“She went over to him and Kerry and I were both watching. She had never gave us kisses,” Schuyler said. “When she started licking his face, that was that moment you could tell she knew.”
Click on each picture to view a larger view and then click again to view an even larger version.
Vick’s journey toward rehabilitation and redemption has not reflected any direct concern for the wellbeing of animals, and we’ve never heard him express a shred of empathy toward the dogs he brutalized and killed. Rather than talk about the horrors and brutalities of dog fighting, Vick has instead chosen to focus on the consequences of getting caught. Vick’s actions have been simply self-serving and not remotely expressing remorse. Because of this, the ASPCA has serious concerns about Vick’s ability to be a responsible pet guardian.
In a recent interview with Piers Morgan, Vick stated that his children pine after having a dog: “I still deal with my kids each and every day, and for the last three years, not being able to have a dog, because of my acts, I just don’t think that’s fair.” Mr. Vick however, doesn’t talk about the unfairness he has enacted:
He killed 13 dogs by hanging, shooting, electrocuting, and slamming them repeatedly on the ground. And let us not forget that he engaged in horrific acts such as throwing family pets into the ring for dogs to attack, along with the more garden-variety abuse of fighting dogs.
Unfortunately, there’s nothing we can do about the fact that Mr. Vick owns a dog. The truth was uncovered when this picture that showed an opened box of dog biscuits on his table. was inadvertently was sent out via his Twitter account:
Then, after he realized that a secret was unearthed, the picture was removed and a reacted photo that did not show the tell-tale box of dog biscuit was placed instead:
Nonetheless, the public was incensed and Mr. Vick made his announcement official:
I understand the strong emotions by some people about our family’s decision to care for a pet. As a father, it is important to make sure my children develop a healthy relationship with animals.
I want to ensure that my children establish a loving bond and treat all of God’s creatures with kindness and respect. Our pet is well cared for and loved as a member of our family. This is an opportunity to break the cycle. To that end, I will continue to honor my commitment to animal welfare and be an instrument of positive change.
Let’s hope this new dog will be loved and cherished the way all dogs and pets deserve to be loved.

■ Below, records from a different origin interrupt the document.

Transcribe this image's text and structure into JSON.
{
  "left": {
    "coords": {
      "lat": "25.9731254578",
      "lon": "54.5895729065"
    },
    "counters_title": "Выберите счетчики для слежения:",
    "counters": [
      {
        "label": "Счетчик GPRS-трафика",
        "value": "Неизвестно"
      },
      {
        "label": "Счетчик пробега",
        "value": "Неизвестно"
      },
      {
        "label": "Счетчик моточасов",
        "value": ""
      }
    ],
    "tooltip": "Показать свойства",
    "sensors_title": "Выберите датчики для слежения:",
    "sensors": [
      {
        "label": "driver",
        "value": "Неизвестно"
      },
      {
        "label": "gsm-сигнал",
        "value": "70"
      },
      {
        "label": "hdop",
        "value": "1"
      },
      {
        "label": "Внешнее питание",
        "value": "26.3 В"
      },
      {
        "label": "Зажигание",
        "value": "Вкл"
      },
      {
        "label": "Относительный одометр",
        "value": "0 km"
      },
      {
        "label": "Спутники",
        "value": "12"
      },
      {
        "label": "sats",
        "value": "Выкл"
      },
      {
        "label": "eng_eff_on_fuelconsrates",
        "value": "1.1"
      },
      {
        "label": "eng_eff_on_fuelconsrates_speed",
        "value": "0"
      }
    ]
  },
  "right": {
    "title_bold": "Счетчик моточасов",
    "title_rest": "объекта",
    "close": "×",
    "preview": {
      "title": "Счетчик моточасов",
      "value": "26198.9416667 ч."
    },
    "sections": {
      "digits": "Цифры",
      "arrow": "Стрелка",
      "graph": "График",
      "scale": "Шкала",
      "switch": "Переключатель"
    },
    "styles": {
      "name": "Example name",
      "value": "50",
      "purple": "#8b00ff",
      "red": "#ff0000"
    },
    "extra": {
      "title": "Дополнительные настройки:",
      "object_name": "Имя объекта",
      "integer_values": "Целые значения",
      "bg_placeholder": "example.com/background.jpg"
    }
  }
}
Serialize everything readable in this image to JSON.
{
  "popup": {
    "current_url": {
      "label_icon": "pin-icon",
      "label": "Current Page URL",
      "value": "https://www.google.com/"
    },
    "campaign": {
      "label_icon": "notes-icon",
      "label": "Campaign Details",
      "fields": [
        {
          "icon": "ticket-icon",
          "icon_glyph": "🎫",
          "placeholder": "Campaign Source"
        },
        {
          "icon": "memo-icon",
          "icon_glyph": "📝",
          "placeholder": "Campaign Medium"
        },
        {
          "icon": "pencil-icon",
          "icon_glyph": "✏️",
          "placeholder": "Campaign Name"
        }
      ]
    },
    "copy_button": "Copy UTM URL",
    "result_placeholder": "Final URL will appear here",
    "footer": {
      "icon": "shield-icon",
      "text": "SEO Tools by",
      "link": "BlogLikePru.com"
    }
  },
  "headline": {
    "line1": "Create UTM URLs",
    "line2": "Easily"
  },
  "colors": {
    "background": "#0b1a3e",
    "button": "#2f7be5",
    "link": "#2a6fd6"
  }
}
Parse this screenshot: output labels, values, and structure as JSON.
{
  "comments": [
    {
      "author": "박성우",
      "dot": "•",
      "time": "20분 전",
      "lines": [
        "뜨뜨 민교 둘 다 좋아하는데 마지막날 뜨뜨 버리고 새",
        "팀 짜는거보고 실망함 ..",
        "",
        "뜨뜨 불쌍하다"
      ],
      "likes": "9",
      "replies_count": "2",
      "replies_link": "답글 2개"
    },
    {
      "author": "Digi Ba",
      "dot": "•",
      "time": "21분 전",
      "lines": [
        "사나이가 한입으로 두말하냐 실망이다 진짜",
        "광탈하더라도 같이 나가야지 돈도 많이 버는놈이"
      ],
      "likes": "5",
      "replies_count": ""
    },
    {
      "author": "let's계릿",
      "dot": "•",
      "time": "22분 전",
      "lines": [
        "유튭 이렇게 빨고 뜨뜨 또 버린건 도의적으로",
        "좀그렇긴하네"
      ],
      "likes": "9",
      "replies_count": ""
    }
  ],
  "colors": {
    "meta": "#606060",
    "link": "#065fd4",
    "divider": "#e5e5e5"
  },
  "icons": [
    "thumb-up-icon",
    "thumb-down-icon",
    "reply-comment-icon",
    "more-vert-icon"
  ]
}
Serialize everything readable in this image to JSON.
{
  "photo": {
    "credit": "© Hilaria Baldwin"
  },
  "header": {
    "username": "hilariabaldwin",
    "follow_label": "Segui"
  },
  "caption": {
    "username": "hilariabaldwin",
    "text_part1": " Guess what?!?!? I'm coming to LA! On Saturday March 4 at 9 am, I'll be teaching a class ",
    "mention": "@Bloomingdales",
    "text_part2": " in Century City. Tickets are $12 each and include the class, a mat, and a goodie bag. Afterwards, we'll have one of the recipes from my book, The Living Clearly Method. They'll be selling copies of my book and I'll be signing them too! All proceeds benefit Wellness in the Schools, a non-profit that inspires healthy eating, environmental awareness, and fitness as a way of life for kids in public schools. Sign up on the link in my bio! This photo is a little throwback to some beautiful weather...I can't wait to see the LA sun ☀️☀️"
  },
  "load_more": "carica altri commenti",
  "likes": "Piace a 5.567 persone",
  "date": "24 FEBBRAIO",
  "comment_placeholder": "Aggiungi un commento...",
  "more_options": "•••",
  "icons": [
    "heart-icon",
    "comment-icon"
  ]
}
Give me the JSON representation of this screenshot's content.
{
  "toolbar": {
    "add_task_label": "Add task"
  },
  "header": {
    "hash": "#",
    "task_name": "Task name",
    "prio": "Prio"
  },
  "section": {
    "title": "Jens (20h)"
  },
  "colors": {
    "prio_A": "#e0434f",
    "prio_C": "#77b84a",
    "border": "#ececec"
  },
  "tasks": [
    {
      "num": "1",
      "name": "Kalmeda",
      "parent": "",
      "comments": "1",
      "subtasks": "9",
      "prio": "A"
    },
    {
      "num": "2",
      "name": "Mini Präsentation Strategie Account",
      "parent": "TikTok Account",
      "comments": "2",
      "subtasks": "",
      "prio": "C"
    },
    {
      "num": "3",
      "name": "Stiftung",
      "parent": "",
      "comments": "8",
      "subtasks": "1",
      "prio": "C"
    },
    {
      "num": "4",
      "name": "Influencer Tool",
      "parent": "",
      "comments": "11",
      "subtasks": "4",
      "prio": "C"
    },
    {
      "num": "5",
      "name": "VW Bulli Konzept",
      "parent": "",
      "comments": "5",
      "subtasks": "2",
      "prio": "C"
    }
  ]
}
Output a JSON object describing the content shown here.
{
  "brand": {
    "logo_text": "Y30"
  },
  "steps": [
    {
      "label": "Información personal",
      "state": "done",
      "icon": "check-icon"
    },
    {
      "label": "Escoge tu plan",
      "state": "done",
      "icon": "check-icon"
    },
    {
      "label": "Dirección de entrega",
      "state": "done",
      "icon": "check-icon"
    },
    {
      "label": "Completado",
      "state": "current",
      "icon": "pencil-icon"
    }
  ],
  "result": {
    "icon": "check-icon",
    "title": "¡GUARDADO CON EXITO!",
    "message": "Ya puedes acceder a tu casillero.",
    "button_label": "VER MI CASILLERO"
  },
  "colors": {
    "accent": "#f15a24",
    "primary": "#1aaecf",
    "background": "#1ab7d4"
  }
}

Let us not forget the dogs that Michael Vick destroyed and the dogs that have been saved and are now loved by other responsible and loving people. And, furthermore, let us not forget the dogs that have not been able to be rehomed and are living their lives in the Best Friends Sanctuary.